Format

Send to

Choose Destination
CNS Neurosci Ther. 2013 Jun;19(6):454-60. doi: 10.1111/cns.12063. Epub 2013 Feb 20.

From "Special K" to "Special M": the evolution of the recreational use of ketamine and methoxetamine.

Author information

1
School of Life and Medical Sciences, University of Hertfordshire, Hatfield, UK. o.corazza@herts.ac.uk

Abstract

This article reviews the recreational use of ketamine ("Special K"; KET) and explores the recent diffusion of its new derivative methoxetamine ("Special M"; MXE). The literature search on the nonclinical/recreational use of KET and MXE was carried out in a range of medical databases. Considering the limitations of peer-reviewed information, data were integrated with a qualitative assessment of a range of websites, drug fora, and other online resources including e-newsgroups, chat rooms, mailing lists, e-newsletters, and bulletin boards. The recreational use of KET has started since its discovery in 1962. This was due to its rapid onset, short duration of action, and peculiar psychotropic effects ("K-hole"). The latter effect ranges from confusion to dissociation and depersonalization (near-death experience). However, KET abuse is often associated with physical and psychological side effects, of which the worst is urological/bladder toxicity. Recently, MXE has emerged as a legal and "bladder-friendly" KET alternative. MXE presents with the same dissociative effect of KET, but with slower onset and longer duration of action. However, MXE seems to be associated with worse side effects than KET, ranging from mood disturbances/suicidal attempts to acute cerebellar toxicity. After 50 years of its discovery, KET has led to the emergence of MXE. However, this latter derivative does not appear to be a safer alternative to KET itself.
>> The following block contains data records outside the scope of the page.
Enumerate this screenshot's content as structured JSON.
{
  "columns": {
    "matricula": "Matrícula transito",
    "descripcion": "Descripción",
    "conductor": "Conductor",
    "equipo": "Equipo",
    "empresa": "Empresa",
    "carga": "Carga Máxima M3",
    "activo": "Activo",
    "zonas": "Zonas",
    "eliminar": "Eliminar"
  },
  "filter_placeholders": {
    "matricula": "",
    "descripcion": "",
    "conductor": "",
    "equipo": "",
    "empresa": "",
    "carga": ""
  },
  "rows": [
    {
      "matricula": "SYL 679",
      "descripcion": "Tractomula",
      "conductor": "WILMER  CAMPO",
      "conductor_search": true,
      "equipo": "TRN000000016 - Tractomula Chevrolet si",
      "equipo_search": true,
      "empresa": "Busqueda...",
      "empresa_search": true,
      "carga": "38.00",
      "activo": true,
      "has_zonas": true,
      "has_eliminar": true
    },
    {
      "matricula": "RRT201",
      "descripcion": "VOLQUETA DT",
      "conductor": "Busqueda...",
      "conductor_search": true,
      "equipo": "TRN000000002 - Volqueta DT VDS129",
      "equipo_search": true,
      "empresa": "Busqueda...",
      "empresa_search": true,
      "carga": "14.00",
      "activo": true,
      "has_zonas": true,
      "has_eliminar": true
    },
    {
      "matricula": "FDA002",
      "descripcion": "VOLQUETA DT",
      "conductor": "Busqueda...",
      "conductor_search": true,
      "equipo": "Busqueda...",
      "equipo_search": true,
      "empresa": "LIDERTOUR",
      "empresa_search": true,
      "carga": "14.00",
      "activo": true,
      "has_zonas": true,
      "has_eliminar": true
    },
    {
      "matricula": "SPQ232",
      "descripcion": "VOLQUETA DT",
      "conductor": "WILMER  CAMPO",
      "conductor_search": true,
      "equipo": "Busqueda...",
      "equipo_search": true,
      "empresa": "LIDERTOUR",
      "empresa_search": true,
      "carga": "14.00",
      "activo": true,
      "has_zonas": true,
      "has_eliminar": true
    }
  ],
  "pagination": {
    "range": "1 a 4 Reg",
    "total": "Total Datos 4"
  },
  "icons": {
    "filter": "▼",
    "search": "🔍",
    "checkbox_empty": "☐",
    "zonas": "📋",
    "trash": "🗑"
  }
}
PMID:
23421859
DOI:
10.1111/cns.12063
[Indexed for MEDLINE]

Supplemental Content

Full text links

Icon for Wiley
Loading ...
Support Center